There’s a familiar formula that cable television networks like to stick to, often both white and suburban. That’s because there’s an ingrained perception in cable culture which believes that predominately-white programming is safer because it’s more lucrative.
Lucky for us, Netflix doesn’t play by these safe rules.
From shows like Orange Is the New Black, Narcos, and Dear White People, Netflix isn’t afraid to veer away from the mainstream. It’s setting aside current mainstream standards, including featuring stories predominantly about people of color.
A clear example of this new standard recently included partnering with Ava Duvernay for her documentary 13th, a film that tackles the realities of mass incarceration in our criminal justice system. Netflix stood out to the highly sought after director as a company who offered her inclusion and complete creative freedom.
When talking about the mindset of old Hollywood studios, Duvernay told Variety, “Inclusion is a necessity for survival. It’s ignorance to think you can continue to operate in the same way as an industry and shut out a country that is largely made of people who are not white men. If you’re going to be holding onto that, you’re going to keep having companies that can read the tea leaves, like Netflix, come in and snatch your wig.”
More recently, news has spread that after fifteen years at ABC Studios, Shonda Rhimes has made the decision to move her production company ShondaLand on to Netflix.
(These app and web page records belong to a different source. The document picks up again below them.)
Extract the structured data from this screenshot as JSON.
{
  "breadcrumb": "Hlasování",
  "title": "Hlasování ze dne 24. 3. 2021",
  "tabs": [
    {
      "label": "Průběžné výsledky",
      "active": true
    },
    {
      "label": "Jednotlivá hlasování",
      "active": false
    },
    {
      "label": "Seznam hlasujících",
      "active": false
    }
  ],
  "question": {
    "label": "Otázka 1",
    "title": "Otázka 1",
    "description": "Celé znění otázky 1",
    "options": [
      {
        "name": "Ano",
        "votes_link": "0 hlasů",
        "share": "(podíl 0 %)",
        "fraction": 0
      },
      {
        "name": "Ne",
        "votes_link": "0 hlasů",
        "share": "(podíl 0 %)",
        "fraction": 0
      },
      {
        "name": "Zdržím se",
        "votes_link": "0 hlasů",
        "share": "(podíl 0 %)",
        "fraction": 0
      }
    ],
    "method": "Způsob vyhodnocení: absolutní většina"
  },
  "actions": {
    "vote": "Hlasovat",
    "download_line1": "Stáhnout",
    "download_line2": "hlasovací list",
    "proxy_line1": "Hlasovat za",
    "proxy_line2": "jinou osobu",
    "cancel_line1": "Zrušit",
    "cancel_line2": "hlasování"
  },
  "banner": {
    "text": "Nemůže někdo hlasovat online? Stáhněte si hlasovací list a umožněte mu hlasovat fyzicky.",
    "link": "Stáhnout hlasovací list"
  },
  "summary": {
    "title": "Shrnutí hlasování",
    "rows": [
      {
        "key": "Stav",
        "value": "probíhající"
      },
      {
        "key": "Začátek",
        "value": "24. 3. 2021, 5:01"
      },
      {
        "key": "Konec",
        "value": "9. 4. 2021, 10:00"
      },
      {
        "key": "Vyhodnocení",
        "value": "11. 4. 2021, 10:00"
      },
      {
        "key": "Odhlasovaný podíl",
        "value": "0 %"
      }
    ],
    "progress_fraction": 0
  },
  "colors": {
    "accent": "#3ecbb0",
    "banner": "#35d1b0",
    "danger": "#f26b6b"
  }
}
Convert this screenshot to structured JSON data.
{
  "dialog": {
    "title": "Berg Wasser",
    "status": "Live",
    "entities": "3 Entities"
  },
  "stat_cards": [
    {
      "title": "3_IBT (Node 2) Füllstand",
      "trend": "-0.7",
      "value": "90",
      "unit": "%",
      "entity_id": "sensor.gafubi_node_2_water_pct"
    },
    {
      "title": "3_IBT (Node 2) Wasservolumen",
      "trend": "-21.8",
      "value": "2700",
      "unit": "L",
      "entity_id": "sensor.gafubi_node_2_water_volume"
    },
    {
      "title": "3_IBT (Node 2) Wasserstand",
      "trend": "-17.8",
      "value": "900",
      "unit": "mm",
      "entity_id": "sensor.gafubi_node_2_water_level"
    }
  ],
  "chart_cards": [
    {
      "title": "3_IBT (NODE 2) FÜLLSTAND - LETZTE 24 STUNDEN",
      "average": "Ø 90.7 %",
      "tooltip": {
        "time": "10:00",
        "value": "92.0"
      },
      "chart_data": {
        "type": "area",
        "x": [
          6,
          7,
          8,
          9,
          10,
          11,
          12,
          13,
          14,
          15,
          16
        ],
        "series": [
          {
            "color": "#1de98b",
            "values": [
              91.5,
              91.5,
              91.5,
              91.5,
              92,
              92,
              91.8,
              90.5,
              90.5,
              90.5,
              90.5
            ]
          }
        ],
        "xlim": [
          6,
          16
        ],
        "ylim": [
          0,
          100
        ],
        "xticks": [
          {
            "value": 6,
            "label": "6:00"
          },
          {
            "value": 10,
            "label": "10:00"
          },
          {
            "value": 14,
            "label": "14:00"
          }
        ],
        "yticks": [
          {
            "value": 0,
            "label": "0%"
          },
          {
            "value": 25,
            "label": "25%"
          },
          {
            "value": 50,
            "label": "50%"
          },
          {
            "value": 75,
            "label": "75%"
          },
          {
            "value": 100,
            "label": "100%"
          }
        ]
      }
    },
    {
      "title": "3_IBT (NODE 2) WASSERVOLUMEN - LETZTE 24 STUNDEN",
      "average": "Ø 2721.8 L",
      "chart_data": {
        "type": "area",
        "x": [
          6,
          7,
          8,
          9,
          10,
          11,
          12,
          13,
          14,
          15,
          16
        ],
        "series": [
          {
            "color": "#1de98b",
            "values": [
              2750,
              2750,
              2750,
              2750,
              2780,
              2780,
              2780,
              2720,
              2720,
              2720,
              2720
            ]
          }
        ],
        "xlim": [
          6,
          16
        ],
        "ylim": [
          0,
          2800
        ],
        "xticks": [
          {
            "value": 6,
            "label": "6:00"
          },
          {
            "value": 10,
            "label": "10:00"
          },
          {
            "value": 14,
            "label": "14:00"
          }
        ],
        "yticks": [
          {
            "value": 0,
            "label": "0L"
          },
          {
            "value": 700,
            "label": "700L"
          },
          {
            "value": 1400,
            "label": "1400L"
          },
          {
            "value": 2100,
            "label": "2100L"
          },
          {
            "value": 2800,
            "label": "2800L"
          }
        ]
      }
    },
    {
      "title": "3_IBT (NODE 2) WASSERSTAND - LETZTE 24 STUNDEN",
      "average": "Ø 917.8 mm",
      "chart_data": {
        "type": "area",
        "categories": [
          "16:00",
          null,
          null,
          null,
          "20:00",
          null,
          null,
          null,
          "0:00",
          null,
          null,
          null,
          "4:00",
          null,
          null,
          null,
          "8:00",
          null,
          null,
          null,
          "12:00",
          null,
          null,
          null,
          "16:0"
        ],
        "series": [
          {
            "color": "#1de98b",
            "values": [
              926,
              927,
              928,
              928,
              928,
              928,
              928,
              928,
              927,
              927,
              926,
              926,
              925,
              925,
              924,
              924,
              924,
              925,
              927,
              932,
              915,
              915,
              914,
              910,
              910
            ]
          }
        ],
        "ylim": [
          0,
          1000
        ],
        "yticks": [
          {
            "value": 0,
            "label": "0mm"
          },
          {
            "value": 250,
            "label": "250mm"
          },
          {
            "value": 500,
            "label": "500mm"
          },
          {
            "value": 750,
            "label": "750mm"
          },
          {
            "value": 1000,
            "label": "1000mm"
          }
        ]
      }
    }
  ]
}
Rhimes has broken barriers for the ABC production unit with shows like Scandal, which featured the first African American female lead in a network drama in almost 40 years, played by actress Kerry Washington.
So it should come as no surprise that two giant companies, known for their creative prowess and diversity, would converge to break even higher barriers.
With creators like Ava Duvernay, Shonda Rhimes, and many others as added feathers to Netflix’s wings, it looks like there’s no sight too high nor border surrounding their vision.